I’m getting those out of the way now, since despite these flaws, I still enjoyed the game. Those puzzles might not quite work, but there were plenty more that were fun to solve and a lot more interesting. The game starts with a puzzle involving plotting routes on a map after investigating newspaper reports, and soon you’re solving a sequence of puzzles in a graveyard that are very well designed and are enjoyable without being frustrating. Also helping to avoid frustration is the fact that the game is split into smaller segments. You usually don’t have too many different locations available at the same time, so you don’t have the problem of wandering around without a clue where to go next. It keeps the game focused on what you’re supposed to be doing.

Inventory puzzles are again a mixed bag. Van Helsing is a true adventure game hero, and is willing to pick up any old rubbish knowing that it will inexplicably become useful later on. He’s perfectly happy to just pick up items in a market stall and walk off with them without paying. The stall holder must have been too scared to say anything. The puzzles usually make sense, although there were times when I had to resort to the old trick of using everything on everything else to stumble across the weird combination it wanted from me. There were also occasional instances where reasonable ideas were just rejected without any explanation as to why. For example, if there’s a snake blocking my path and I’m carrying an axe with me, why can’t I use it?

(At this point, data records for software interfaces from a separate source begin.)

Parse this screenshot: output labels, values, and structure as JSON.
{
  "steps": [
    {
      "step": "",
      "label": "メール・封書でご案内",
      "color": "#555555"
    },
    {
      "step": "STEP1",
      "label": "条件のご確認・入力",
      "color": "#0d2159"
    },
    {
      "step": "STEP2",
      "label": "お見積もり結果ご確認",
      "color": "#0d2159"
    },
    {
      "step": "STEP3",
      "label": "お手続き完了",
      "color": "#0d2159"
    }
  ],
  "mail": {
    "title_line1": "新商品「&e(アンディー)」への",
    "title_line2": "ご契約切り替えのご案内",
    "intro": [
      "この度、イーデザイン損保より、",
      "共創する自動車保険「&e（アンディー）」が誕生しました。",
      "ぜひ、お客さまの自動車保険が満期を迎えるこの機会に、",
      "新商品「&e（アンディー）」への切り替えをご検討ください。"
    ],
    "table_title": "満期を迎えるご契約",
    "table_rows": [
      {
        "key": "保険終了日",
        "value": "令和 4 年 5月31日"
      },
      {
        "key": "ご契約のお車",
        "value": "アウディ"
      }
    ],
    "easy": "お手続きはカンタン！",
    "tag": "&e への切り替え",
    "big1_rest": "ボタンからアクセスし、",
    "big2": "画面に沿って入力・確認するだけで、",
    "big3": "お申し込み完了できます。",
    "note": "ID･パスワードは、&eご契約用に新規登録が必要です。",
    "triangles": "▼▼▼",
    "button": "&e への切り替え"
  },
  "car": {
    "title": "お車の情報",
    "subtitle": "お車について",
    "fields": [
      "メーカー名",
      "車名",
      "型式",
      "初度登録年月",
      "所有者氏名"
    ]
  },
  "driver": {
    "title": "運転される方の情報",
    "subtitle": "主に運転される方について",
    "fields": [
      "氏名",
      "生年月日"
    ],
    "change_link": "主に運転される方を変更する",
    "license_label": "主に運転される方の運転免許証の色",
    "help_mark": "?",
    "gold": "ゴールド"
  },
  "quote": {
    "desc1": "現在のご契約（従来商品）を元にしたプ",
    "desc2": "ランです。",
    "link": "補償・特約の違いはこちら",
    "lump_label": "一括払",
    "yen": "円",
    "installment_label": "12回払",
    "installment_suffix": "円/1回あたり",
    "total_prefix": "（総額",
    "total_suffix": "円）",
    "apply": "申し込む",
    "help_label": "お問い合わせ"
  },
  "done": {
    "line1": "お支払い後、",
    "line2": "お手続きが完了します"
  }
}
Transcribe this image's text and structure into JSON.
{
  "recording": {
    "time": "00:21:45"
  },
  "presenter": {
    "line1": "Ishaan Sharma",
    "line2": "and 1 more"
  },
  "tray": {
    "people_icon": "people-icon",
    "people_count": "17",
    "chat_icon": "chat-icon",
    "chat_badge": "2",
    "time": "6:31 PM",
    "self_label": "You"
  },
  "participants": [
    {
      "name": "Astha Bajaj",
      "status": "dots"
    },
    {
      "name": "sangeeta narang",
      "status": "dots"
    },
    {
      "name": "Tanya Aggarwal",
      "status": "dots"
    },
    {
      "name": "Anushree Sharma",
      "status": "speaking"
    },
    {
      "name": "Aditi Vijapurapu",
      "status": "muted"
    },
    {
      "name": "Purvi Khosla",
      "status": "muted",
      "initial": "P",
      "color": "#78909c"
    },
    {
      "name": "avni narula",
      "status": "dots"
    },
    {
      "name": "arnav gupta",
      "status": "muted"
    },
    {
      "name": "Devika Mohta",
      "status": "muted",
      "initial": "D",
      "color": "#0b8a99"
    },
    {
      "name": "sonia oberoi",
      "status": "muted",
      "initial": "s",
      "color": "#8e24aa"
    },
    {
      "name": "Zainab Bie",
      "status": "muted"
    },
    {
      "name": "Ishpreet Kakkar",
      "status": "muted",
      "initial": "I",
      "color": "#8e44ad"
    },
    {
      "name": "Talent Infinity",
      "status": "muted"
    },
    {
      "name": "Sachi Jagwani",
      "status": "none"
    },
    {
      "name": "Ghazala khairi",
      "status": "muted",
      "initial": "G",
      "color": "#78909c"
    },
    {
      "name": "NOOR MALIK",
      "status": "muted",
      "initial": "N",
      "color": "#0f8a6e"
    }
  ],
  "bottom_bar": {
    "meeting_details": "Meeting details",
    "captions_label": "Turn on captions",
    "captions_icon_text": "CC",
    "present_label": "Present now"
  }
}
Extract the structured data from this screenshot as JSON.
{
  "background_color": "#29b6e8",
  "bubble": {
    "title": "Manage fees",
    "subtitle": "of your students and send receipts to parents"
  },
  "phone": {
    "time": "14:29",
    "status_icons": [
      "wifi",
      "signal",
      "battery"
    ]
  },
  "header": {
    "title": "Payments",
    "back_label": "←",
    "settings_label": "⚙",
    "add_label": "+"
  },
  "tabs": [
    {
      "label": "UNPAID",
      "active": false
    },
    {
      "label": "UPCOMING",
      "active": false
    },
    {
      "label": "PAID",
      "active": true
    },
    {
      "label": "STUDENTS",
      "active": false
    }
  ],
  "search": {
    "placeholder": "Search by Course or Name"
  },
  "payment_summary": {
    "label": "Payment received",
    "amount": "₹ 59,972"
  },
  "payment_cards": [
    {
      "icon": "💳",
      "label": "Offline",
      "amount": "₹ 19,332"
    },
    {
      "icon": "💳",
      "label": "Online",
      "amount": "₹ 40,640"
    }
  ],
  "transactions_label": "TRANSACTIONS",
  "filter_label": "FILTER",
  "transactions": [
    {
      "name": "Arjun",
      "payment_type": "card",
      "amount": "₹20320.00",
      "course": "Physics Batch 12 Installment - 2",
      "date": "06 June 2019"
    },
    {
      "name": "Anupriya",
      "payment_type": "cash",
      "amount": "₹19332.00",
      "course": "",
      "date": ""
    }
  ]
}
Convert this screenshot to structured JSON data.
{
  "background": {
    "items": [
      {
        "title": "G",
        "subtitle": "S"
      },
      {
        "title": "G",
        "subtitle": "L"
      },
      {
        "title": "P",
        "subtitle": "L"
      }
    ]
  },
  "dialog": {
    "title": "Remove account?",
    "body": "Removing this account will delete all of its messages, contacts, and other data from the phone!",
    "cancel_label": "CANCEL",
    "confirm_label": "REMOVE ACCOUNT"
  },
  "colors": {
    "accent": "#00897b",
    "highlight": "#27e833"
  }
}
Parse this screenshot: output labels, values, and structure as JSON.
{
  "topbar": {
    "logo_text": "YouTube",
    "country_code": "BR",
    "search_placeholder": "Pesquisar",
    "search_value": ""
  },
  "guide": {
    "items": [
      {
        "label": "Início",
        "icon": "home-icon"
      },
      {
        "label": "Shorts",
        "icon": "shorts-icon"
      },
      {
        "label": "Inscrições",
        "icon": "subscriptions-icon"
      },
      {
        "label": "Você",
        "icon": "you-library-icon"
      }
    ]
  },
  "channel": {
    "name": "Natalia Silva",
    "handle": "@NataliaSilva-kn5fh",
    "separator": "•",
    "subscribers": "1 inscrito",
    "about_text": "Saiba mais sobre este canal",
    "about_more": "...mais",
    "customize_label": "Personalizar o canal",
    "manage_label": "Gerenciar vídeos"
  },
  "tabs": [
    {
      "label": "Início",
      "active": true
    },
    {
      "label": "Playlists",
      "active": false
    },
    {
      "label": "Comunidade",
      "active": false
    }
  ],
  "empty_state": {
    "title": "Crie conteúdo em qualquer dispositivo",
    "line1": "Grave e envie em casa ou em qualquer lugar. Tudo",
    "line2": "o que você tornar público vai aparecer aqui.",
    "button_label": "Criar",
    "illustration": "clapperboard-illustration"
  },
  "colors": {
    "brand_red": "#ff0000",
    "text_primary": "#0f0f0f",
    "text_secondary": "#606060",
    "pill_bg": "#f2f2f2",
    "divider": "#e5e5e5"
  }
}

Dracula Origin Gandalf?
I never realised that Gandalf was in Dracula.

The voice acting for the game mostly isn’t bad. It’s not perfect, but it’s a step above the rubbish we get in many games. Van Helsing does sound a bit French for a Dutchman, but then, I don’t know much about the Dutch accent, so maybe that’s right. The music is quite good, although a little repetitive, but it stays mostly in the background rather than becoming annoying. I did notice an occurrence of the weird translation error that I’ve seen in many adventure games that were originally foreign where characters will say “closed” when they actually mean “locked”. Unless the characters are just complete morons and don’t realise that they can open something if it’s closed.

It’s easier (and more fun) to rant about the bad points, but the game is a solid adventure game. The only really disappointing thing is the rather anti-climactic ending where Van Helsing goes about disposing of Dracula very easily without any assistance from the player at all. I’d recommend it to people looking for a more serious adventure game, as long as they’re willing to look past the occasional flaws of the game. Even though they can be a pain in the neck. (more groans)

Save System Review: Save anywhere.
Graphics: The background graphics are gorgeous, as usual for a Frogwares adventure. The character graphics are still not quite up to the same level, but they’re not too bad.
Sound: Decent voice acting, decent music, decent all around but nothing spectacular.
Bugs: There’s the occasional problems with the puzzles mentioned earlier, and one instance where you have to click on the exact right pixel. They’re really just flaws though, and there’s not much that can be called bugs. Other than the scuttling kind, courtesy of Renfield.
Gameplay: The occasional problem puzzle and a few weird inventory puzzles aside, this is mostly a very enjoyable adventure game, with appropriate puzzles that are fun to solve.
Storyline: Only connected to the Dracula novel in a tenuous way, the plot works quite well, but the ending is rather anti-climactic, including the sequel set-up bit tagged on to the end.

Arbitrary Final Score: 3 stars

If you like this, you might also like: The Frogwares Sherlock Holmes games, the old Dracula adventure games, Vampire: The Masquerade – Bloodlines (well, it’s vampire related and I’ll recommend it every chance I get)

Does the gameplay lack bite or can you Count on it to entertain? Flap over to the forums!